▸ **Exercise instructions**: I'd like every line in the following listing that holds "label" copied.

▸ **Information given**:

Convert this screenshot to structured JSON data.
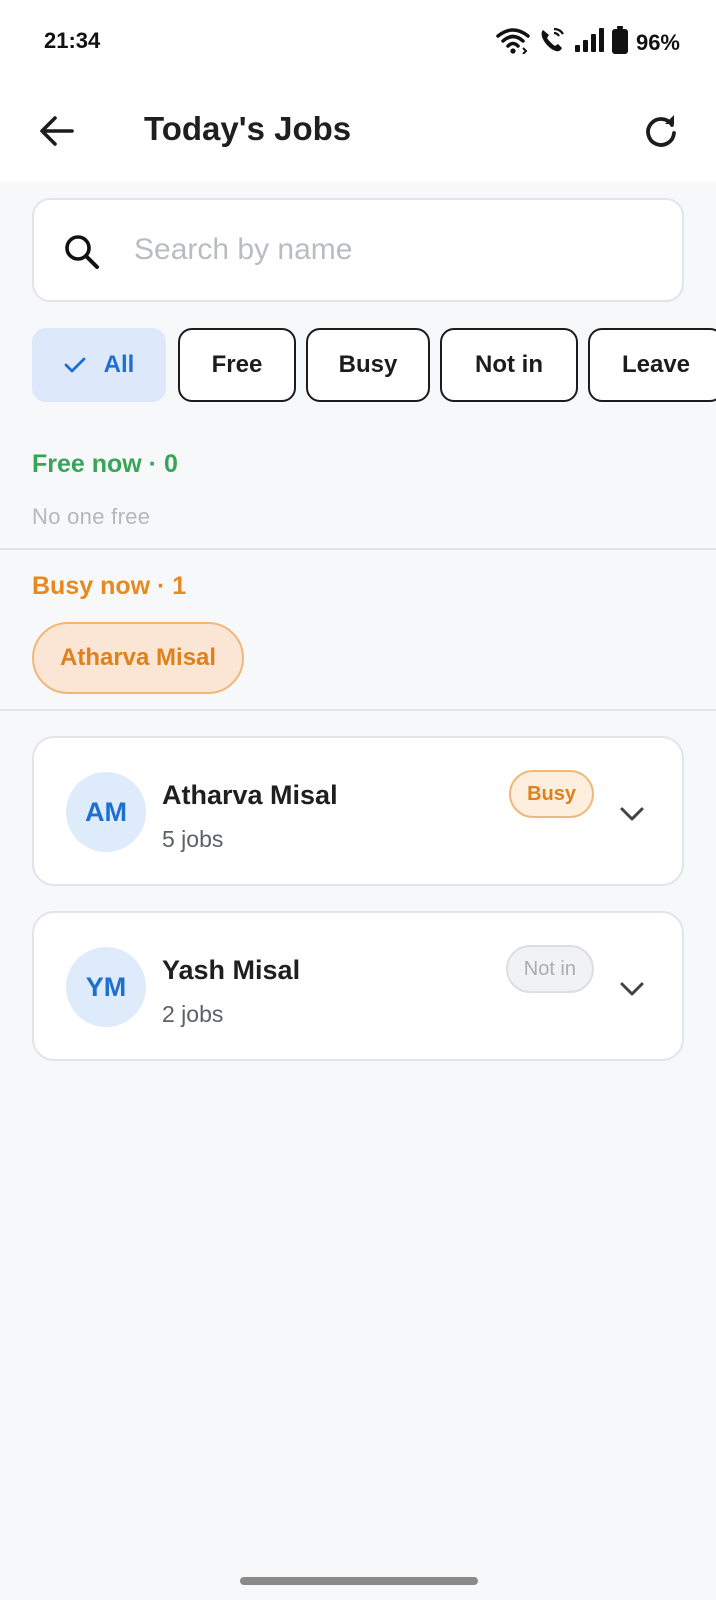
{
  "status_bar": {
    "time": "21:34",
    "battery": "96%",
    "icons": [
      "wifi-icon",
      "wifi-calling-icon",
      "signal-icon",
      "battery-icon"
    ]
  },
  "header": {
    "title": "Today's Jobs",
    "back_icon": "arrow-left-icon",
    "refresh_icon": "refresh-icon"
  },
  "search": {
    "placeholder": "Search by name",
    "value": ""
  },
  "filters": [
    {
      "label": "All",
      "selected": true
    },
    {
      "label": "Free",
      "selected": false
    },
    {
      "label": "Busy",
      "selected": false
    },
    {
      "label": "Not in",
      "selected": false
    },
    {
      "label": "Leave",
      "selected": false
    }
  ],
  "free_section": {
    "title": "Free now · 0",
    "empty_text": "No one free",
    "color": "#3aa35a"
  },
  "busy_section": {
    "title": "Busy now · 1",
    "people": [
      "Atharva Misal"
    ],
    "color": "#e68a1f"
  },
  "people": [
    {
      "initials": "AM",
      "name": "Atharva Misal",
      "jobs": "5 jobs",
      "status": "Busy"
    },
    {
      "initials": "YM",
      "name": "Yash Misal",
      "jobs": "2 jobs",
      "status": "Not in"
    }
  ],
  "colors": {
    "accent_blue": "#1f6fd1",
    "busy_orange": "#e0801b",
    "free_green": "#3aa35a"
  }
}
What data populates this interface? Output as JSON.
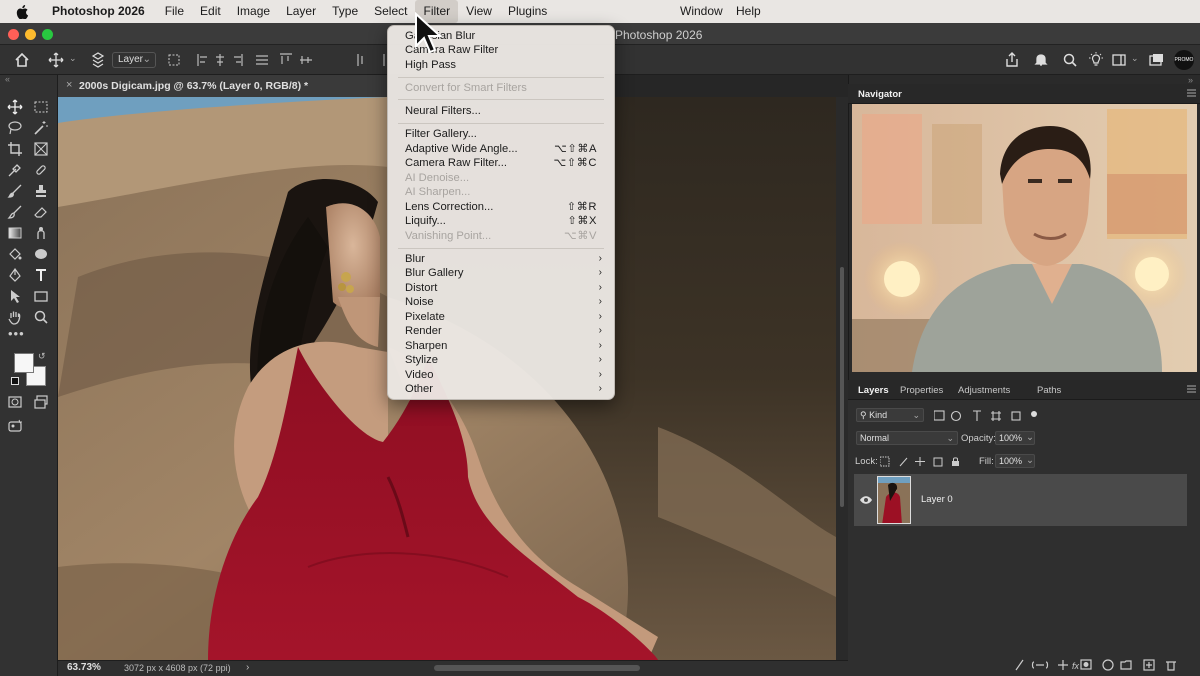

▸ **Answer below**:
      "label": "All",
      "label": "Free",
      "label": "Busy",
      "label": "Not in",
      "label": "Leave",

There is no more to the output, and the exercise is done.